Let’s talk fiber. Fabric is composed of fibers, twisted in to threads, which are then woven in to fabric. So the fibers are Silk, cotton, wool, linen, acrylic, polyester, rayon, nylon…I’m sure there are others, but you get the drift. Everything else is weaving technique. So when you walk in to the fabric store and buy satin, you are usually buying polyester satin. Taffeta is usually polyester. Broadcloth is usually cotton. Twill is usually wool. Because these are the common weaves for these fibers in retail outlets, fiber is almost never specifically delineated on signage. However, fiber content should always be listed on the bolt end. But, any fiber can be woven in to any weave. The three common weaving techniques are:
- Plain weave. This is also known as basket weave. Broadcloth is a plain weave. Habotai or China Silk are plain weaves. Organza, Dupioni, and taffeta are all plain weaves. What creates the different textures is how the thread is spun or treated during the weaving process. This is a very stable weave, not particularly prone to snagging.

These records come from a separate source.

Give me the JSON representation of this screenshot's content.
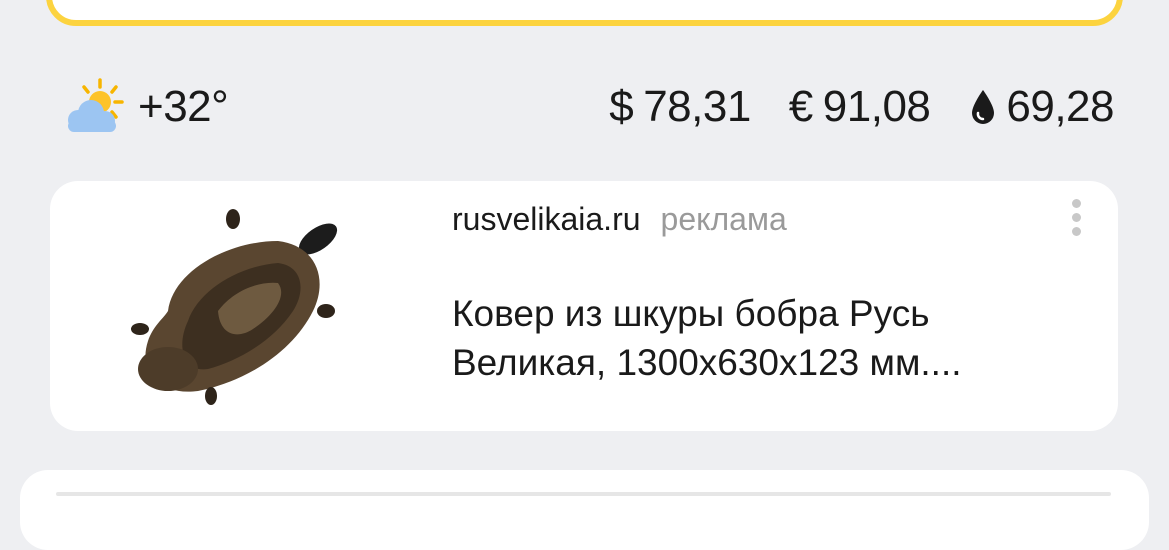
{
  "weather": {
    "icon": "partly-cloudy-icon",
    "temperature": "+32°"
  },
  "rates": [
    {
      "symbol": "$",
      "value": "78,31",
      "icon": "dollar-sign"
    },
    {
      "symbol": "€",
      "value": "91,08",
      "icon": "euro-sign"
    },
    {
      "symbol": "",
      "value": "69,28",
      "icon": "oil-drop-icon"
    }
  ],
  "ad": {
    "domain": "rusvelikaia.ru",
    "label": "реклама",
    "title_line1": "Ковер из шкуры бобра Русь",
    "title_line2": "Великая, 1300x630x123 мм....",
    "image": "beaver-fur-rug-image"
  },
  "colors": {
    "accent_yellow": "#fcd33f",
    "background": "#eeeff2",
    "card": "#ffffff",
    "muted_text": "#9a9a9a"
  }
}
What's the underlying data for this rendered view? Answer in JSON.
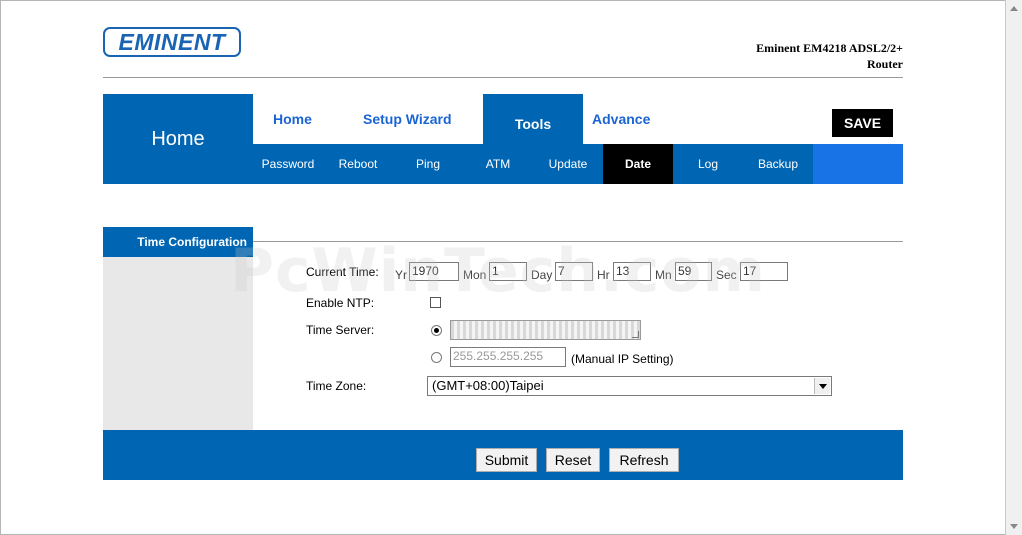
{
  "brand": {
    "logo_text": "EMINENT",
    "model_line1": "Eminent EM4218 ADSL2/2+",
    "model_line2": "Router",
    "accent": "#0066b3"
  },
  "nav": {
    "section_title": "Home",
    "tabs": [
      {
        "label": "Home"
      },
      {
        "label": "Setup Wizard"
      },
      {
        "label": "Tools"
      },
      {
        "label": "Advance"
      }
    ],
    "save_label": "SAVE",
    "subtabs": [
      {
        "label": "Password"
      },
      {
        "label": "Reboot"
      },
      {
        "label": "Ping"
      },
      {
        "label": "ATM"
      },
      {
        "label": "Update"
      },
      {
        "label": "Date"
      },
      {
        "label": "Log"
      },
      {
        "label": "Backup"
      }
    ]
  },
  "sidebar": {
    "title": "Time Configuration"
  },
  "form": {
    "current_time_label": "Current Time:",
    "yr_label": "Yr",
    "yr_value": "1970",
    "mon_label": "Mon",
    "mon_value": "1",
    "day_label": "Day",
    "day_value": "7",
    "hr_label": "Hr",
    "hr_value": "13",
    "mn_label": "Mn",
    "mn_value": "59",
    "sec_label": "Sec",
    "sec_value": "17",
    "enable_ntp_label": "Enable NTP:",
    "time_server_label": "Time Server:",
    "manual_ip_value": "255.255.255.255",
    "manual_ip_note": "(Manual IP Setting)",
    "time_zone_label": "Time Zone:",
    "time_zone_value": "(GMT+08:00)Taipei"
  },
  "buttons": {
    "submit": "Submit",
    "reset": "Reset",
    "refresh": "Refresh"
  },
  "watermark": "PcWinTech.com"
}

- Satin weave. This is created by floating the weft thread over three or more warp threads, which causes a lustrous front and a dull fabric back. Damask weave is created by weaving designs in a combination of plain and satin weave. The satin is the lustrous design, the plain is the background. True damask is 100% reversible, so you can pick if you want the design to be plain weave or satin weave showing.
- Twill weave. Twill is sometimes called double basket, as it is created by weaving two weft threads over two warp threads. This is called 2/2 twill. Twill can also be created by weaving three weft over 1 weft (3/1 twill). The end result is a diagonal weave pattern. This is a VERY stable weave, commonly found in Denim.
You have your fibers. Everything else is technique.